People were using their cell phones for flashlights, and we all respectfully walked in a single file line, trying to bring the joy we felt from the event back into our minds. My uggs were not a suitable shoe choice for walking long distances, which I discovered more later when I really I got massive bleeding blisters from all the walking.
Because guess what? That four miles was actually 7 miles. It was three miles just from the shuttle drop off to the main road. Plus the half mile from the event to the shuttle.
We tried to call Emily when we got some cell phone service, but she had taken NyQuil and was barely coherent when I talked to her. So she fell back asleep.
And as we became more tired and delirious, walking on the side of the road with no food or water, my massive headache and bleeding feet, and all just trying to keep our spirits up so we could just make it another mile, another step, the Gold Strike — our destination — came into view, but it was like a mirage. So close, but still two miles away.

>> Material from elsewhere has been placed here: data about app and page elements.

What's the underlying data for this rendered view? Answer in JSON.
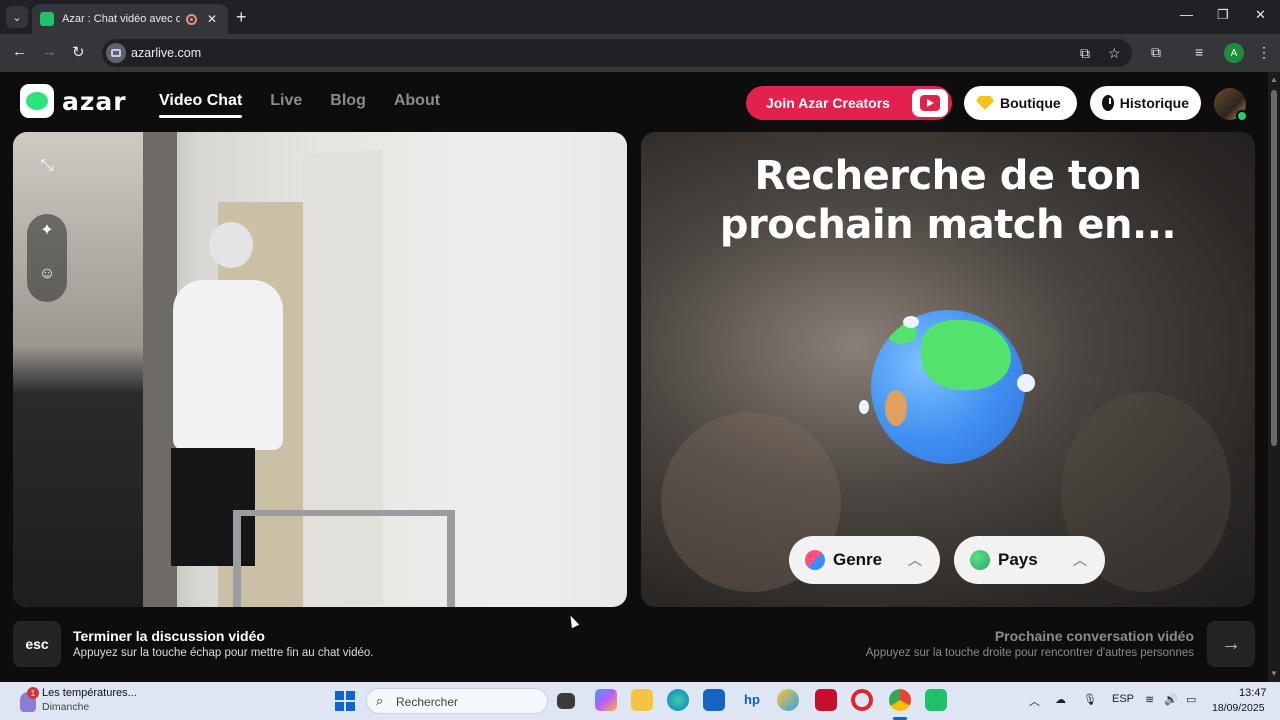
{
  "browser": {
    "tab_title": "Azar : Chat vidéo avec de n",
    "url": "azarlive.com",
    "profile_initial": "A"
  },
  "site": {
    "logo": "azar",
    "nav": [
      "Video Chat",
      "Live",
      "Blog",
      "About"
    ],
    "active_nav": "Video Chat",
    "join_creators": "Join Azar Creators",
    "boutique": "Boutique",
    "historique": "Historique"
  },
  "matching": {
    "headline_line1": "Recherche de ton",
    "headline_line2": "prochain match en...",
    "filter_gender": "Genre",
    "filter_country": "Pays"
  },
  "controls": {
    "esc_key": "esc",
    "end_title": "Terminer la discussion vidéo",
    "end_subtitle": "Appuyez sur la touche échap pour mettre fin au chat vidéo.",
    "next_title": "Prochaine conversation vidéo",
    "next_subtitle": "Appuyez sur la touche droite pour rencontrer d'autres personnes"
  },
  "taskbar": {
    "weather_title": "Les températures...",
    "weather_subtitle": "Dimanche",
    "weather_badge": "1",
    "search_placeholder": "Rechercher",
    "language": "ESP",
    "time": "13:47",
    "date": "18/09/2025"
  },
  "colors": {
    "accent_red": "#e3214f",
    "brand_green": "#2ee37f",
    "panel_dark": "#242424"
  }
}
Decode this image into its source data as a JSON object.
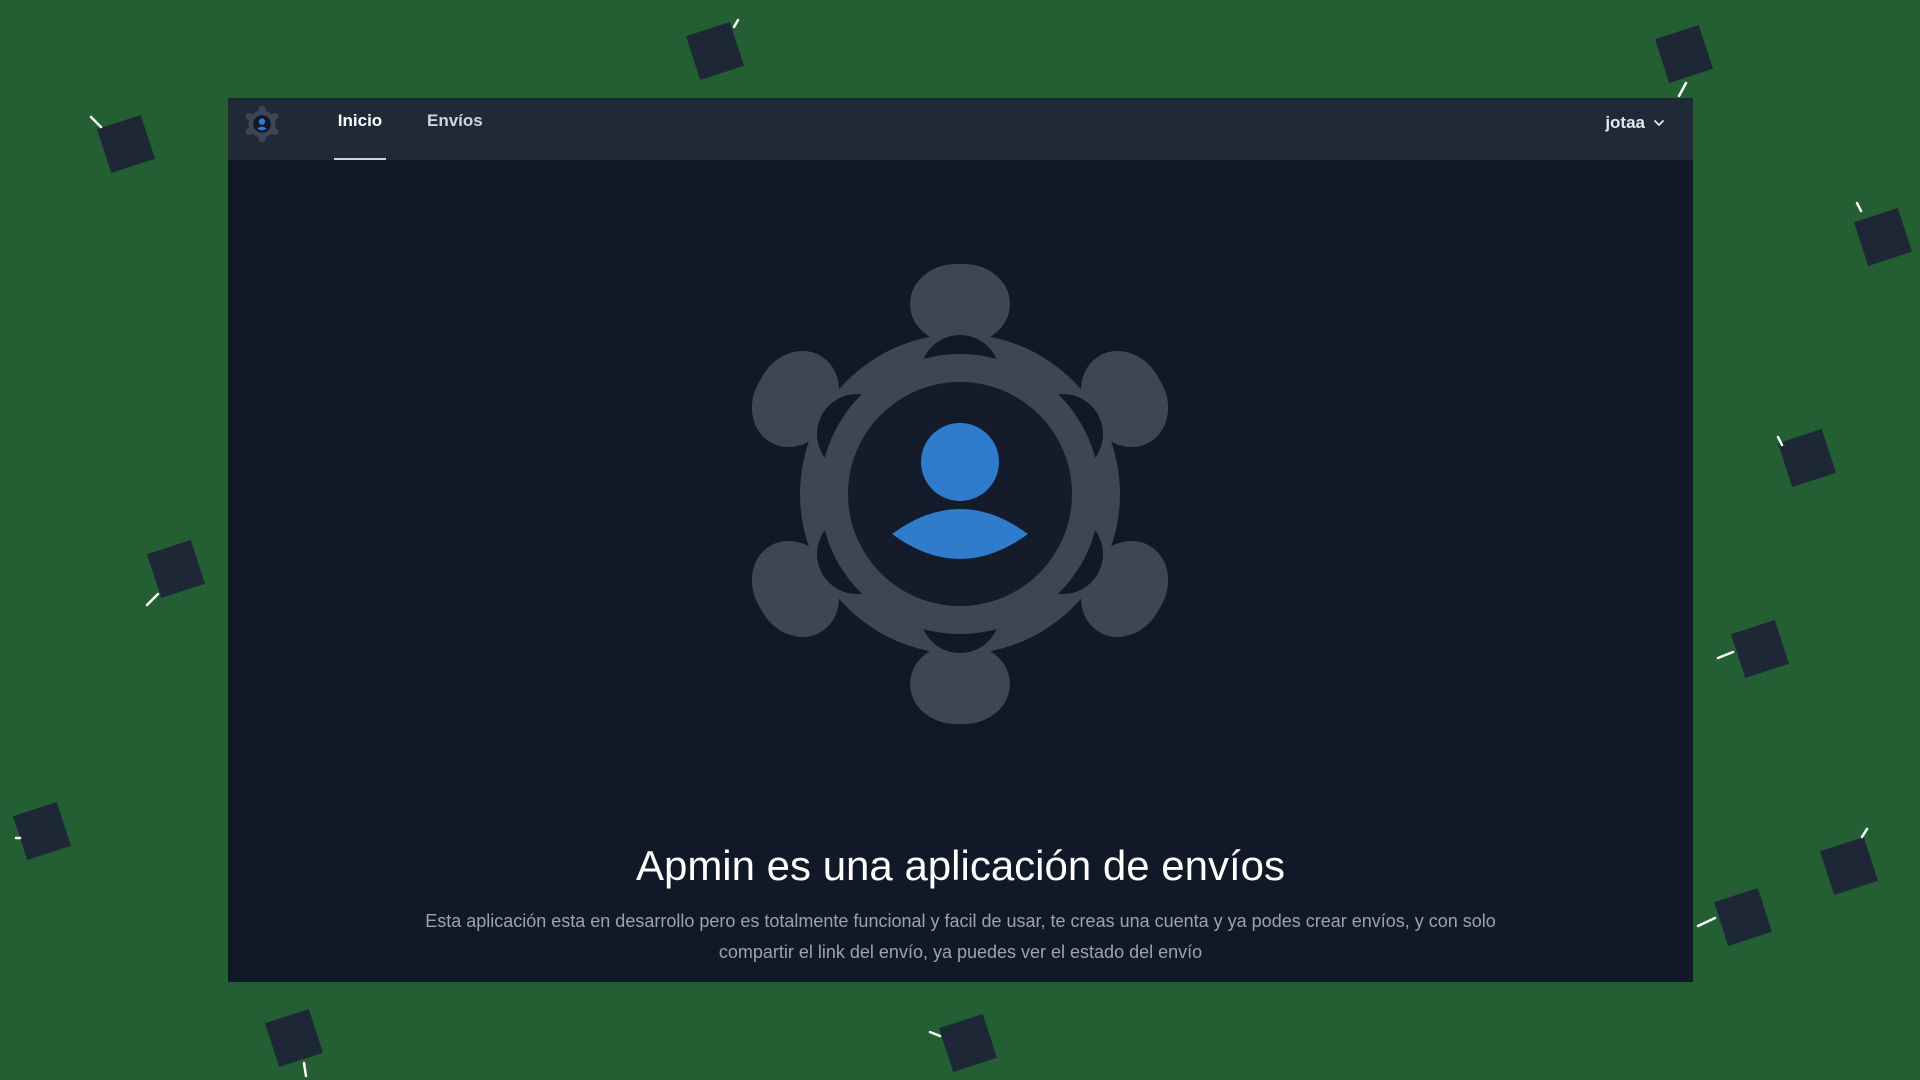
{
  "colors": {
    "background": "#235f33",
    "window": "#111827",
    "navbar": "#1f2937",
    "gear": "#3d4654",
    "accent_blue": "#2f7ccc",
    "decor_square": "#1e2735"
  },
  "navbar": {
    "logo_icon": "gear-user-icon",
    "links": [
      {
        "label": "Inicio",
        "active": true
      },
      {
        "label": "Envíos",
        "active": false
      }
    ],
    "user": {
      "name": "jotaa",
      "dropdown_icon": "chevron-down-icon"
    }
  },
  "hero": {
    "icon": "gear-user-icon",
    "title": "Apmin es una aplicación de envíos",
    "description": "Esta aplicación esta en desarrollo pero es totalmente funcional y facil de usar, te creas una cuenta y ya podes crear envíos, y con solo compartir el link del envío, ya puedes ver el estado del envío"
  }
}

At one point, Krystal was really at her point of giving up. I mean, we didn't have that many choices, but I guess we could just sleep on the side of the road for awhile. We had been walking for probably about two and a half hours at that point? About 5.5 miles? Just as we got the resolve to push forward the last mile and a half, Krystal, who was a little ahead of me, signaled to me and our other friend Kaye (who was wearing heels) to hurry because some person in a white van had pulled over and was picking up people to take back. This may sound suspicious, like maybe I should remember the lessons learned from the witch in the house of candy who ate the children who trusted her so easily, or all those stories of white vans and like, maybe you should stay away from strangers who want to pick you up in them. But whatever. We welcomed the food and water and the relief that felt like we had really just been rescued.
We got back to the hotel and just crashed. It was around 12:30am or so. The event had ended around 9:30/10pm, and we had a semi-early start the next morning home. I found out the next day that I believe the last shuttle to go back was around 2 or 3 in the morning. So I can't tell if it was a bad decision to walk or not. I was just thankful to be back at our hotel.
Now, looking back, that whole walking back part is sort of funny. All part of the adventure. And since it was their first event, I don't blame them completely for missing the whole trying to get a thousand people back at one time. They've changed things up this year, and I really wish I could go again, but at least I have this experience to remember. And although that last part was sort of a disaster, I do remember the magic. And that's what we all held onto after, and what we still talk about now.